The company's troubles in Brazil mirror allegations it faces in China. They also are similar allegations of labor violations against Apple in China.
The company's troubles in Brazil mirror allegations in China where labor groups have alleged violations at Samsung facilities. They also are similar to what rival Apple faces in China.
Also: Former Pakistani leader Pervez Musharraf charged with murder; Boston bombing suspect's injuries detailed in court documents; Delaware Attorney Gen. Beau Biden, son of the vice president, being treated for disorientation and weakness; Sen. Ted Cruz to renounce his Canadian citizenship.
Many of us look to technology to add to our regular faculties -- make us better, faster, stronger, and more productive. But it has another promise for millions of people around the world: accessibility.
Design researcher Tom Bieling has made something called the Lorm Glove, which could soon help people who are deaf or blind communicate. Beeling's glove, which was developed at the Design Research Lab in Berlin, is covered with sensors that allow the wearer to send and recieve messages.
Beeling joins Marketplace Tech host Ben Johnson to discuss. Click on the audio player above to hear more.
Correction: The original story misspelled the last name of Tom Bieling. The text has been corrected.
The casual snapshots, taken by the Duchess of Cambridge's father, are a departure from the professional "first photos" taken in the past. They're another sign of the way the young royals are departing from some ways of the past.
China's got a soil pollution problem. Some estimates have suggested as much as 70 percent of the country's soil has been contaminated. As you might guess, the government's data on this matter can be difficult for the public to access. Enter Liu Chunlei. With the financial help of Internet company Alibaba, Liu has been crowdsourcing so-called "Danger Maps" to make the information widely available. He joins Marketplace Tech host Ben Johnson to discuss. Click on the audio player above to hear more.
Whether you're a big company or a small business, online visibility is a big deal. So it's no surprise that, for years, people have sought to buy online buzz. Now there's a new twist in the game. Cybercriminals are selling Instagram followers with help from an old computer virus called Zeus. Reuters correspondent Jim Finkle joins Marketplace Tech host Ben Johnson to discuss. Click on the audio player above to hear more.

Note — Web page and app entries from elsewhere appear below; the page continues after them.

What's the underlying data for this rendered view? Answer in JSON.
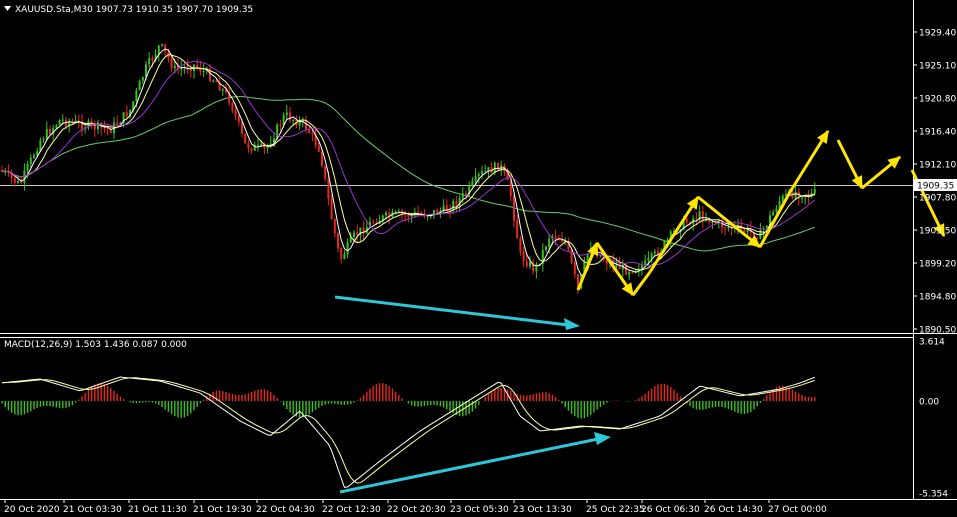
{
  "header": {
    "symbol_line": "XAUUSD.Sta,M30  1907.73 1910.35 1907.70 1909.35",
    "triangle_icon": "dropdown-triangle-icon"
  },
  "price_axis": {
    "ticks": [
      "1929.40",
      "1925.10",
      "1920.80",
      "1916.40",
      "1912.10",
      "1907.80",
      "1903.50",
      "1899.20",
      "1894.80",
      "1890.50"
    ],
    "current_price": "1909.35",
    "current_price_value": 1909.35
  },
  "macd": {
    "label": "MACD(12,26,9) 1.503 1.436 0.087 0.000",
    "axis_ticks": [
      "3.614",
      "0.00",
      "-5.354"
    ],
    "zero_value": 0.0
  },
  "time_axis": {
    "ticks": [
      "20 Oct 2020",
      "21 Oct 03:30",
      "21 Oct 11:30",
      "21 Oct 19:30",
      "22 Oct 04:30",
      "22 Oct 12:30",
      "22 Oct 20:30",
      "23 Oct 05:30",
      "23 Oct 13:30",
      "25 Oct 22:35",
      "26 Oct 06:30",
      "26 Oct 14:30",
      "27 Oct 00:00"
    ]
  },
  "colors": {
    "background": "#000000",
    "axis": "#ffffff",
    "bull_candle": "#39c21a",
    "bear_candle": "#e8291c",
    "ma_fast": "#ffffff",
    "ma_mid": "#ffff99",
    "ma_slow": "#9933cc",
    "ma_long": "#66cc66",
    "macd_hist_pos": "#e8291c",
    "macd_hist_neg": "#39c21a",
    "annotation_yellow": "#ffe500",
    "annotation_cyan": "#2cc8d8"
  },
  "annotations": {
    "price_divergence": "cyan-arrow",
    "macd_divergence": "cyan-arrow",
    "forecast_path": "yellow-zigzag-arrows"
  }
}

The former president and army chief is accused of murder. It's alleged that he did not give adequate protection to former Prime Minister Benazir Bhutto, who was assassinated in 2007. Now, a court has taken the unprecedented step of indicting a former leader in a nation dominated by the military.